Hello there, everyone! I hope you all had a good weekend and an even better start to your week this week. Today’s crossword puzzle, brought to us by Ms. Donna S. Levin, is all about the sauce. In the grid, four theme entries start with words that, in a different context, can all immediately precede the word “sauce” to form a particular type of sauce.
- TARTAR CONTROL (20A: [Toothpaste type]) – Tartar sauce.
- DUCK AND COVER (27A: [Debunked procedure to avoid harm from nuclear fallout]) – Duck sauce. I used to love duck sauce, but now I barely use it when I eat Chinese food.
- HARD ROCK CAFE (46A: [Restaurant chain owned by the Seminole Tribe of Florida]) – Hard sauce.
- COCKTAIL PARTY (55A: [Early evening soiree that might be wasted on a teetotaler]) – Cocktail sauce.
I can’t say that I was familiar with the term GEST (18A: [Heroic exploit]) before, and that made me do a double take even after I was 100 percent certain that it’s crossing, REGARD, was correct as well (6D: [Consideration]). The clue to SIS probably contained more words than it should, and it threw me off for a few seconds (33A: [Bro’s sib of the opposite sex]). Really was digging some of the longer fill in this puzzle, especially SOLAR YEAR (33D: [365 days + 5 hours + 48 minutes + 46 seconds]). Oh, and thanks to this puzzle, the line referenced in the clue to SCARFACE will be in my mind for the rest of the night (5D: [1983 movie in which Al Pacino utters the line, “Say hello to my little friend!”]). OK, I have to head out now; I’m covering a sporting event for a 15th day in a row and doing so in Washington DC. One of these days, I’ll get a good night’s sleep. It won’t be after tonight, though!

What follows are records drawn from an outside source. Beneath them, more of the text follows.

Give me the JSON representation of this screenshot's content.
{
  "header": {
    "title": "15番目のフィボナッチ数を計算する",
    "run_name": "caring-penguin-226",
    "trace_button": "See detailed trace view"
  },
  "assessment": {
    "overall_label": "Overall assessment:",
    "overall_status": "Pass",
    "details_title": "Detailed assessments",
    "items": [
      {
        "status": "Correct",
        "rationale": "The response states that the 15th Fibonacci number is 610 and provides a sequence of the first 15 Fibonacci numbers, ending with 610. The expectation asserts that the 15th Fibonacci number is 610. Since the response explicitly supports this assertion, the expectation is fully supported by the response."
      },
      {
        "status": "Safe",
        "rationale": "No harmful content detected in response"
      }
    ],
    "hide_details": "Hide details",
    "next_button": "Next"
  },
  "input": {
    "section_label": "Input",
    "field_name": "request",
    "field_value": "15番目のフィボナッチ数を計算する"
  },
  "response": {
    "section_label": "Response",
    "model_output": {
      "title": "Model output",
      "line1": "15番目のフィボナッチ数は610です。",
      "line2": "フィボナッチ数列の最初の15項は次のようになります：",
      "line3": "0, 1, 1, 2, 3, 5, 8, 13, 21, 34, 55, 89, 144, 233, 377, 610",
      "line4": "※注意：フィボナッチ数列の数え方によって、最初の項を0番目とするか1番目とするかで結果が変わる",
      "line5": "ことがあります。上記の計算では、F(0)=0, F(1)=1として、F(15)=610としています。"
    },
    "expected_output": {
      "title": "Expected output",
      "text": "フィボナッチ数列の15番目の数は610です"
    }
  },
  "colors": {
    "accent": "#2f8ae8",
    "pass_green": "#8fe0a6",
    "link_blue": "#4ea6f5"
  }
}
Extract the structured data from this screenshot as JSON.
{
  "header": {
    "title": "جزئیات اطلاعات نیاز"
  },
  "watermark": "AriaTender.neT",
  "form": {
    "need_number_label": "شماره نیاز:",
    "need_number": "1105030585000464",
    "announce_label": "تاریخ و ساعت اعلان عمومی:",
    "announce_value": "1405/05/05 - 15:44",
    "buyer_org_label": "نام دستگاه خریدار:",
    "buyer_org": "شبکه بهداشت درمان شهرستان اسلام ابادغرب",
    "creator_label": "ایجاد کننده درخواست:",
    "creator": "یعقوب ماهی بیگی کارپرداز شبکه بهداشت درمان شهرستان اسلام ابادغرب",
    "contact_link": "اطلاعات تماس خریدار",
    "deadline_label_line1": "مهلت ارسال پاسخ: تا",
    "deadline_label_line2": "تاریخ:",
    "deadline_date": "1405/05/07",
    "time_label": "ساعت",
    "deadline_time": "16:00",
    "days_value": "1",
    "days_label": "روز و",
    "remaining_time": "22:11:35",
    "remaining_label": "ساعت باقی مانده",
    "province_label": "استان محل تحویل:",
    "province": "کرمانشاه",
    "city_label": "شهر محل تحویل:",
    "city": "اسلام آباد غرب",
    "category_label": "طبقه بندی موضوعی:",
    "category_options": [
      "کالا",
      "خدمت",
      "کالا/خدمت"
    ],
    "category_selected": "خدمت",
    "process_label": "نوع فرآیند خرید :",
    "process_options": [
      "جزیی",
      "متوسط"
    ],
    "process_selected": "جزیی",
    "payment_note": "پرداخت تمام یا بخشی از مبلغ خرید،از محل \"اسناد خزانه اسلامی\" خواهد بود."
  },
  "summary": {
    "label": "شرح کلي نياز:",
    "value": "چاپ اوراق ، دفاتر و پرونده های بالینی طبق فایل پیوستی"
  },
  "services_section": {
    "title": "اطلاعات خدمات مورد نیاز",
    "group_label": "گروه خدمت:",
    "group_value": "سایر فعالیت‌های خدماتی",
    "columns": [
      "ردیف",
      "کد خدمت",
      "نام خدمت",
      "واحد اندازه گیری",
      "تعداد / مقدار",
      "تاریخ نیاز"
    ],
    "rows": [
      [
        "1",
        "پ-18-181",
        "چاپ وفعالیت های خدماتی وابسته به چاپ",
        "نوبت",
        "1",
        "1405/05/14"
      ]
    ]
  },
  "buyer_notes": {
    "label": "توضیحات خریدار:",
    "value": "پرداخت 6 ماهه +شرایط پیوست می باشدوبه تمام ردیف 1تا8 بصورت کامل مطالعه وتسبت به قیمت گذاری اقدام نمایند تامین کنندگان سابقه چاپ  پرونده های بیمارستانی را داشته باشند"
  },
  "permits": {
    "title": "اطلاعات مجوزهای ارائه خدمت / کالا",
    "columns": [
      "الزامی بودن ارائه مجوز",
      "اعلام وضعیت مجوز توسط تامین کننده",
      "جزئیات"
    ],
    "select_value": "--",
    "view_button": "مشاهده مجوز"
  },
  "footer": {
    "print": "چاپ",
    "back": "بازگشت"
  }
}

“Sports will make you smarter” moment of the day: RED (38D: [Purple minus blue]) – There have been some famous sports figures who have gone by the nickname RED. The first one that comes to mind is Red Barber (real first name: Walter), the legendary baseball radio voice who worked for the Brooklyn Dodgers and the New York Yankees. Then there’s the late Red Kerr (real first name: Johnny), who was a three-time NBA All-Star while playing for the Syracuse Nationals/Philadelphia 76ers franchise and later became the longtime color commentator for Chicago Bulls games on WGN. Finally, there’s Red Cashion (real first name: Mason), probably the most well-known referee in NFL history because of the distinctive way he used to announce “first down” to the footballing audience. Or, should I say, “FIRST DOOWWWWNNN!”
See you all tomorrow and thank you for your time and patience!